And if your nearest and dearest can’t help, you may always rely on your long-distance friend.
Again, your neighbor will require access to your home, so you’ll need to feel comfortable enough with them to let them in.
It’s feasible they’d benefit from having access to their own home’s conveniences, but what does it say about you if you forget to leave a spare key behind? A key should be supplied to this neighbor because life would be much more difficult without one.
Communicate your friend’s and neighbor’s tasks to them and provide them a “to-do list” to ensure they don’t forget anything.
As an additional suggestion, I would have you fill some bottles with nectar and leave them in the freezers of your neighbors. Hummingbird feeders only require a 24-hour defrosting period before they can be filled.

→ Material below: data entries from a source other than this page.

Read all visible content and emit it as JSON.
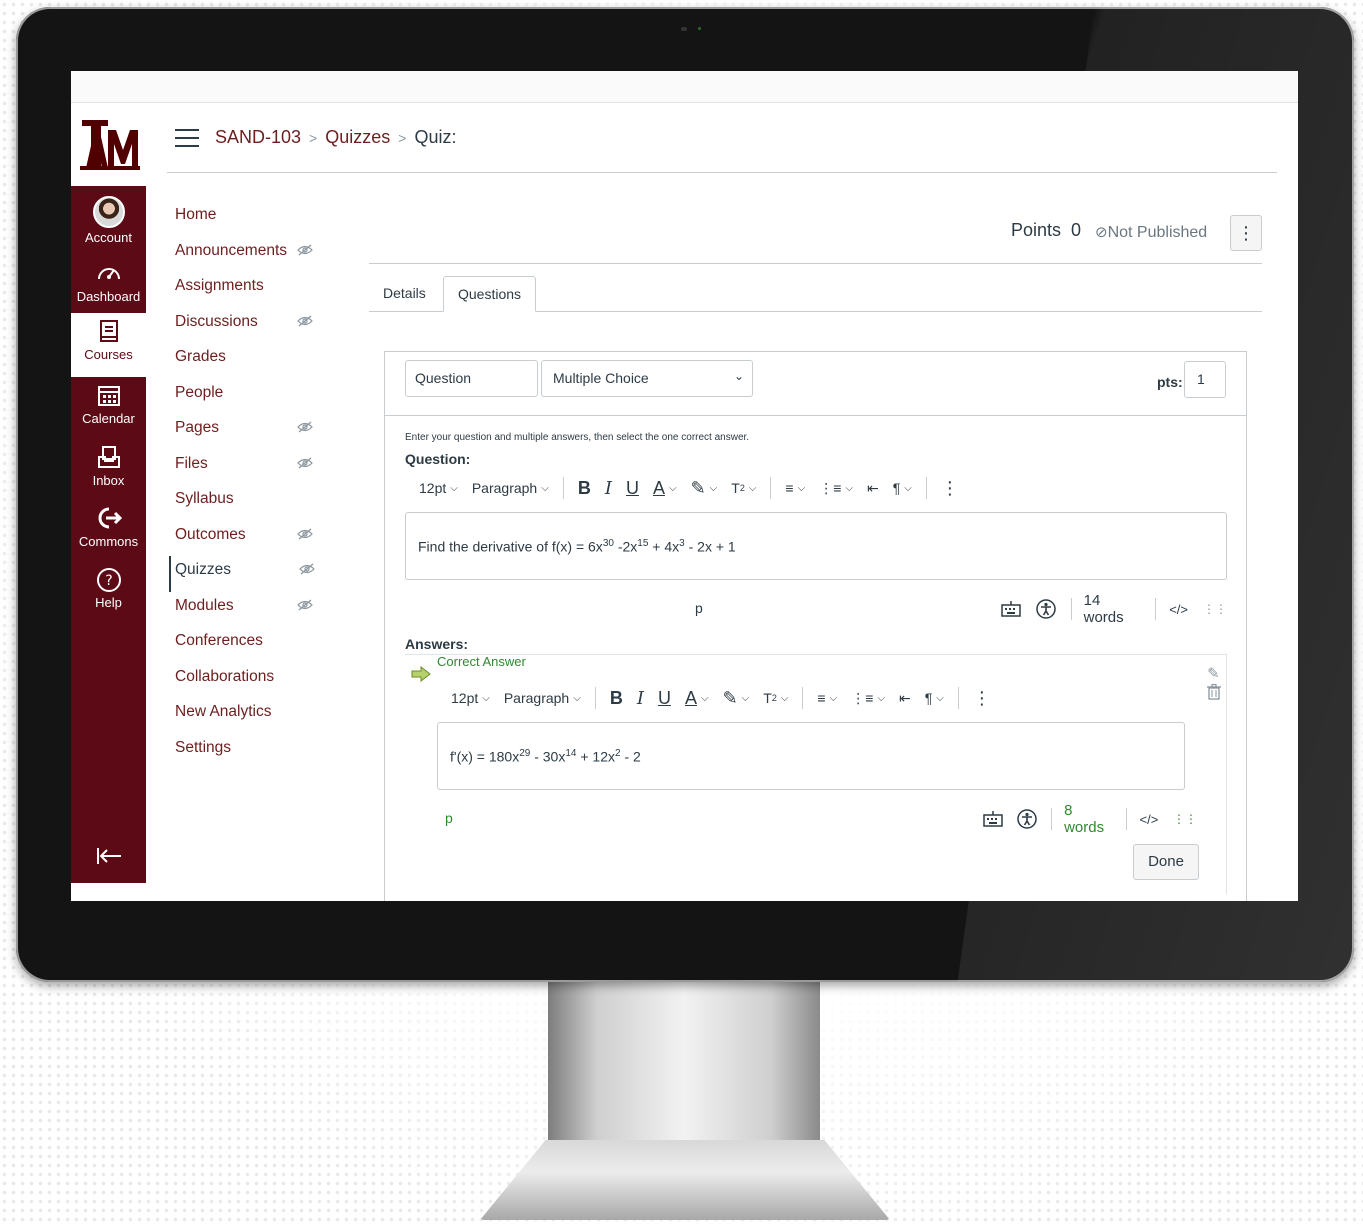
{
  "header": {
    "breadcrumb": [
      "SAND-103",
      "Quizzes",
      "Quiz:"
    ],
    "logo": "ĀṀ"
  },
  "global_nav": [
    {
      "label": "Account",
      "icon": "avatar-icon"
    },
    {
      "label": "Dashboard",
      "icon": "speedometer-icon"
    },
    {
      "label": "Courses",
      "icon": "book-icon",
      "active": true
    },
    {
      "label": "Calendar",
      "icon": "calendar-icon"
    },
    {
      "label": "Inbox",
      "icon": "inbox-icon"
    },
    {
      "label": "Commons",
      "icon": "commons-icon"
    },
    {
      "label": "Help",
      "icon": "help-icon"
    }
  ],
  "course_nav": [
    {
      "label": "Home",
      "hidden": false
    },
    {
      "label": "Announcements",
      "hidden": true
    },
    {
      "label": "Assignments",
      "hidden": false
    },
    {
      "label": "Discussions",
      "hidden": true
    },
    {
      "label": "Grades",
      "hidden": false
    },
    {
      "label": "People",
      "hidden": false
    },
    {
      "label": "Pages",
      "hidden": true
    },
    {
      "label": "Files",
      "hidden": true
    },
    {
      "label": "Syllabus",
      "hidden": false
    },
    {
      "label": "Outcomes",
      "hidden": true
    },
    {
      "label": "Quizzes",
      "hidden": true,
      "active": true
    },
    {
      "label": "Modules",
      "hidden": true
    },
    {
      "label": "Conferences",
      "hidden": false
    },
    {
      "label": "Collaborations",
      "hidden": false
    },
    {
      "label": "New Analytics",
      "hidden": false
    },
    {
      "label": "Settings",
      "hidden": false
    }
  ],
  "quiz": {
    "points_label": "Points",
    "points_value": "0",
    "status": "Not Published",
    "tabs": [
      "Details",
      "Questions"
    ],
    "active_tab": "Questions"
  },
  "question": {
    "name": "Question",
    "type": "Multiple Choice",
    "pts_label": "pts:",
    "pts_value": "1",
    "instructions": "Enter your question and multiple answers, then select the one correct answer.",
    "label": "Question:",
    "toolbar": {
      "font_size": "12pt",
      "block": "Paragraph"
    },
    "text_prefix": "Find the derivative of f(x) = 6x",
    "sup1": "30",
    "text_mid1": " -2x",
    "sup2": "15",
    "text_mid2": " + 4x",
    "sup3": "3",
    "text_end": " - 2x + 1",
    "status_path": "p",
    "word_count": "14 words",
    "html_toggle": "</>"
  },
  "answers": {
    "label": "Answers:",
    "correct_label": "Correct Answer",
    "toolbar": {
      "font_size": "12pt",
      "block": "Paragraph"
    },
    "text_prefix": "f'(x) = 180x",
    "sup1": "29",
    "text_mid1": " - 30x",
    "sup2": "14",
    "text_mid2": " + 12x",
    "sup3": "2",
    "text_end": " - 2",
    "status_path": "p",
    "word_count": "8 words",
    "html_toggle": "</>",
    "done_label": "Done"
  },
  "colors": {
    "brand": "#5c0a15",
    "link": "#6d1e1e",
    "text": "#2d3b45",
    "correct": "#2f8a2f"
  }
}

Allow Nectar to run dry
If you plan on being away from home for more than a week, one option that carries a slight risk is to let the nectar run out.
Before traveling to the airport or getting into the RV, you would fill the hummingbird feeder with your homemade nectar. As the later the time, the longer the nectar will last.
If you let the nectar run empty, the hummingbirds will be able to use it for three whole days.
You should make sure there is no history of hazy or otherwise dangerous nectar in your hummingbird feeders.
Hummingbirds won’t visit your feeder while you’re away, so unless you take measures to eliminate potential bee colonies before you leave for the summer, the feeder will go unused until your return.
Similar to how hummers would cease using a feeder if insects swarm it, ants clogging up the port wells will discourage hummingbirds from feeding at the station.
If you’ll be gone for less than a week, let the hummingbird feeder dry out; if you’ll be gone for more than a week, ask a neighbor or friend to fill it, or take it down altogether.
Make it up to Hummers when home
It’s too bad you can’t take a trip from September through March of the next year because that’s when hummingbirds migrate.
Avoiding a hummer’s busiest time of year, summer, is a good idea because that’s when most people take vacation. If you already have plans for your vacation, then you’ll need to rely on friends or relatives once more.
But what if you and your spouse are the only ones you can count on, leaving you little choice but to take down the hummingbird feeders and re-hang them when you return home after your break?
The hummingbirds will have left your yard and your feeders long before you return, so you’ll have to put in a lot of work to make up for it.
To begin, you need to retrieve your feeders from storage and re-hang them in the same locations they were in before you left for your trip.
If you’ve ever had hummingbirds forsake you in the past, now is your chance to make amends by increasing the number of feeders in your yard (while never letting any of them get dry).
If you were just getting a couple of hummers in your yard every day, you could probably get away with putting the feeders away until you got back.
The best thing to do with hummingbird feeders while you’re away on vacation is nothing at all, since you can always hang them back up in your yard upon your return.
If you want to have a lot of hummingbirds visit your yard, but don’t want to lose any of them, consider delegating the task to a friend or neighbor.
Perhaps you can convince a buddy to drop by once or twice a week to check on the hummingbird feeders, wipe them out, and restock the nectar.
If you have a reliable neighbor, they can do this for you while you freeze nectar in bottles and all you have to do is defrost it when you need it.
To delegate authority, I would choose a trusted relative, the kind of person you could give a spare key to your house.
Assuming not everyone in your family can join you on your trip, you can teach this individual to prepare new batches of nectar and clean the hummingbird feeders by disassembling them.
If you’re going to be gone for a few days, or perhaps a week, the hummingbirds won’t mind if the nectar runs out.
If you must remove your hummingbird feeders before a trip, don’t fret; the little fliers will find alternatives until you return.